### Extracted data entries
+---+
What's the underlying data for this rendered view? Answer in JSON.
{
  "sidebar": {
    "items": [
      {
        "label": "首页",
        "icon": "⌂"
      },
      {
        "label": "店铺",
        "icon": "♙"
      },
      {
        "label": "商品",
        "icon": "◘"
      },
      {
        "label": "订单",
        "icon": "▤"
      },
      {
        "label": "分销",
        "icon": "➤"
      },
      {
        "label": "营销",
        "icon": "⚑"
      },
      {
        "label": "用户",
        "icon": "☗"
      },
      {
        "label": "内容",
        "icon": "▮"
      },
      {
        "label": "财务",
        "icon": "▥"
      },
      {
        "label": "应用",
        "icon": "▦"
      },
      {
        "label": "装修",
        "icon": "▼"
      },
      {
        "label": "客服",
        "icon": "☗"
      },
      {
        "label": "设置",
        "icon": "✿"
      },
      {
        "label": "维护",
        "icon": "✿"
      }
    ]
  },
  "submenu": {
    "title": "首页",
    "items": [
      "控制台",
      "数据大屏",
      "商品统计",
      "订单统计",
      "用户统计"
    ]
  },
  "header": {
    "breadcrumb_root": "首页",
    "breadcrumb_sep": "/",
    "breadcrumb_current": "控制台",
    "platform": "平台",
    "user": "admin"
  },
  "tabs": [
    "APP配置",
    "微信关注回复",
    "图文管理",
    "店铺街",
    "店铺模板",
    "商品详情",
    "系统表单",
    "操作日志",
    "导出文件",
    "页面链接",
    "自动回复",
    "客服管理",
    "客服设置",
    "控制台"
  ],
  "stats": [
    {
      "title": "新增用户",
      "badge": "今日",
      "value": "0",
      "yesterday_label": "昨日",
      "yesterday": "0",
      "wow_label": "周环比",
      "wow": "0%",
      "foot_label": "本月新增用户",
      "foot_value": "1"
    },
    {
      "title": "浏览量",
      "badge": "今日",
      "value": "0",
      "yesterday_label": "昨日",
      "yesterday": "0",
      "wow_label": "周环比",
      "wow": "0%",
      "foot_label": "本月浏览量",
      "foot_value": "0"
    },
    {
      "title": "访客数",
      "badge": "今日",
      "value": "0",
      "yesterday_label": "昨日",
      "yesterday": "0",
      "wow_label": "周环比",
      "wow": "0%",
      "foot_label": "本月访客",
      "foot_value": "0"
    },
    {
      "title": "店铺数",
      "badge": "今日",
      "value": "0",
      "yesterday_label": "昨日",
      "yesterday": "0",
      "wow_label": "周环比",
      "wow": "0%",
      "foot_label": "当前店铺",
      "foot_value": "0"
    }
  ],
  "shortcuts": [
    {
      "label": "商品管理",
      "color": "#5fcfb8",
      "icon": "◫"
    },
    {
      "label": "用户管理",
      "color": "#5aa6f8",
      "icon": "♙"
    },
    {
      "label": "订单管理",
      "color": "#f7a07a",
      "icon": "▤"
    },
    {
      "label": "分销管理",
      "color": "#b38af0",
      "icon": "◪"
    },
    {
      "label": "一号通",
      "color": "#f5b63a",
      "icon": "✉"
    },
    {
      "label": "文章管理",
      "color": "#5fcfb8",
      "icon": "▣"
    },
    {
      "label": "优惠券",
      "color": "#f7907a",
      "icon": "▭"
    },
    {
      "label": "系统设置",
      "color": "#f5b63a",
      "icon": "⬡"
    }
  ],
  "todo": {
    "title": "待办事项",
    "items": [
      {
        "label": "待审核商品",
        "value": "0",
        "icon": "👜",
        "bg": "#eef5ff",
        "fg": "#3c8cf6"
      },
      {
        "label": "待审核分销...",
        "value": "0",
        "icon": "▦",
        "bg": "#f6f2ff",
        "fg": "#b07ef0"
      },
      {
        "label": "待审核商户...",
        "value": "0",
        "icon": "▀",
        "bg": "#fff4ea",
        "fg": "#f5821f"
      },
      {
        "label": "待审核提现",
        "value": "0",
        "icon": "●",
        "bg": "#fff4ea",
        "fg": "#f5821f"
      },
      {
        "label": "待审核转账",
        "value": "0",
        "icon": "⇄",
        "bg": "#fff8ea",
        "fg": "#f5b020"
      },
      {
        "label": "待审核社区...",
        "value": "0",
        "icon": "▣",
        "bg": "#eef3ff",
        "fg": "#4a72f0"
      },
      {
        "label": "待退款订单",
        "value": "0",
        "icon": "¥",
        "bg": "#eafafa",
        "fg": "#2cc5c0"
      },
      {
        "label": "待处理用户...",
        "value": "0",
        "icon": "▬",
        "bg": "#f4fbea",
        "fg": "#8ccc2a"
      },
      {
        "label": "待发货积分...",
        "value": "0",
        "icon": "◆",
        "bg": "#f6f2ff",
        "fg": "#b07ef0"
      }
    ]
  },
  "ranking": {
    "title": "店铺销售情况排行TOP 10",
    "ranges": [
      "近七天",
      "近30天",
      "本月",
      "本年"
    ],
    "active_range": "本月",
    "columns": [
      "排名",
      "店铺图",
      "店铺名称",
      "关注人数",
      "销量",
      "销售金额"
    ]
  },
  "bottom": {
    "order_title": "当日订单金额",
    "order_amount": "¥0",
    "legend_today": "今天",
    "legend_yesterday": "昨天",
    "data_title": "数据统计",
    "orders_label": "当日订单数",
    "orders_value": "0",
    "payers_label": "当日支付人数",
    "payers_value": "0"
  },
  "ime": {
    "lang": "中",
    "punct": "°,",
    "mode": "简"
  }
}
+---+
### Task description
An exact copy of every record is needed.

### Solution
What's the underlying data for this rendered view? Answer in JSON.
{
  "sidebar": {
    "items": [
      {
        "label": "首页",
        "icon": "⌂"
      },
      {
        "label": "店铺",
        "icon": "♙"
      },
      {
        "label": "商品",
        "icon": "◘"
      },
      {
        "label": "订单",
        "icon": "▤"
      },
      {
        "label": "分销",
        "icon": "➤"
      },
      {
        "label": "营销",
        "icon": "⚑"
      },
      {
        "label": "用户",
        "icon": "☗"
      },
      {
        "label": "内容",
        "icon": "▮"
      },
      {
        "label": "财务",
        "icon": "▥"
      },
      {
        "label": "应用",
        "icon": "▦"
      },
      {
        "label": "装修",
        "icon": "▼"
      },
      {
        "label": "客服",
        "icon": "☗"
      },
      {
        "label": "设置",
        "icon": "✿"
      },
      {
        "label": "维护",
        "icon": "✿"
      }
    ]
  },
  "submenu": {
    "title": "首页",
    "items": [
      "控制台",
      "数据大屏",
      "商品统计",
      "订单统计",
      "用户统计"
    ]
  },
  "header": {
    "breadcrumb_root": "首页",
    "breadcrumb_sep": "/",
    "breadcrumb_current": "控制台",
    "platform": "平台",
    "user": "admin"
  },
  "tabs": [
    "APP配置",
    "微信关注回复",
    "图文管理",
    "店铺街",
    "店铺模板",
    "商品详情",
    "系统表单",
    "操作日志",
    "导出文件",
    "页面链接",
    "自动回复",
    "客服管理",
    "客服设置",
    "控制台"
  ],
  "stats": [
    {
      "title": "新增用户",
      "badge": "今日",
      "value": "0",
      "yesterday_label": "昨日",
      "yesterday": "0",
      "wow_label": "周环比",
      "wow": "0%",
      "foot_label": "本月新增用户",
      "foot_value": "1"
    },
    {
      "title": "浏览量",
      "badge": "今日",
      "value": "0",
      "yesterday_label": "昨日",
      "yesterday": "0",
      "wow_label": "周环比",
      "wow": "0%",
      "foot_label": "本月浏览量",
      "foot_value": "0"
    },
    {
      "title": "访客数",
      "badge": "今日",
      "value": "0",
      "yesterday_label": "昨日",
      "yesterday": "0",
      "wow_label": "周环比",
      "wow": "0%",
      "foot_label": "本月访客",
      "foot_value": "0"
    },
    {
      "title": "店铺数",
      "badge": "今日",
      "value": "0",
      "yesterday_label": "昨日",
      "yesterday": "0",
      "wow_label": "周环比",
      "wow": "0%",
      "foot_label": "当前店铺",
      "foot_value": "0"
    }
  ],
  "shortcuts": [
    {
      "label": "商品管理",
      "color": "#5fcfb8",
      "icon": "◫"
    },
    {
      "label": "用户管理",
      "color": "#5aa6f8",
      "icon": "♙"
    },
    {
      "label": "订单管理",
      "color": "#f7a07a",
      "icon": "▤"
    },
    {
      "label": "分销管理",
      "color": "#b38af0",
      "icon": "◪"
    },
    {
      "label": "一号通",
      "color": "#f5b63a",
      "icon": "✉"
    },
    {
      "label": "文章管理",
      "color": "#5fcfb8",
      "icon": "▣"
    },
    {
      "label": "优惠券",
      "color": "#f7907a",
      "icon": "▭"
    },
    {
      "label": "系统设置",
      "color": "#f5b63a",
      "icon": "⬡"
    }
  ],
  "todo": {
    "title": "待办事项",
    "items": [
      {
        "label": "待审核商品",
        "value": "0",
        "icon": "👜",
        "bg": "#eef5ff",
        "fg": "#3c8cf6"
      },
      {
        "label": "待审核分销...",
        "value": "0",
        "icon": "▦",
        "bg": "#f6f2ff",
        "fg": "#b07ef0"
      },
      {
        "label": "待审核商户...",
        "value": "0",
        "icon": "▀",
        "bg": "#fff4ea",
        "fg": "#f5821f"
      },
      {
        "label": "待审核提现",
        "value": "0",
        "icon": "●",
        "bg": "#fff4ea",
        "fg": "#f5821f"
      },
      {
        "label": "待审核转账",
        "value": "0",
        "icon": "⇄",
        "bg": "#fff8ea",
        "fg": "#f5b020"
      },
      {
        "label": "待审核社区...",
        "value": "0",
        "icon": "▣",
        "bg": "#eef3ff",
        "fg": "#4a72f0"
      },
      {
        "label": "待退款订单",
        "value": "0",
        "icon": "¥",
        "bg": "#eafafa",
        "fg": "#2cc5c0"
      },
      {
        "label": "待处理用户...",
        "value": "0",
        "icon": "▬",
        "bg": "#f4fbea",
        "fg": "#8ccc2a"
      },
      {
        "label": "待发货积分...",
        "value": "0",
        "icon": "◆",
        "bg": "#f6f2ff",
        "fg": "#b07ef0"
      }
    ]
  },
  "ranking": {
    "title": "店铺销售情况排行TOP 10",
    "ranges": [
      "近七天",
      "近30天",
      "本月",
      "本年"
    ],
    "active_range": "本月",
    "columns": [
      "排名",
      "店铺图",
      "店铺名称",
      "关注人数",
      "销量",
      "销售金额"
    ]
  },
  "bottom": {
    "order_title": "当日订单金额",
    "order_amount": "¥0",
    "legend_today": "今天",
    "legend_yesterday": "昨天",
    "data_title": "数据统计",
    "orders_label": "当日订单数",
    "orders_value": "0",
    "payers_label": "当日支付人数",
    "payers_value": "0"
  },
  "ime": {
    "lang": "中",
    "punct": "°,",
    "mode": "简"
  }
}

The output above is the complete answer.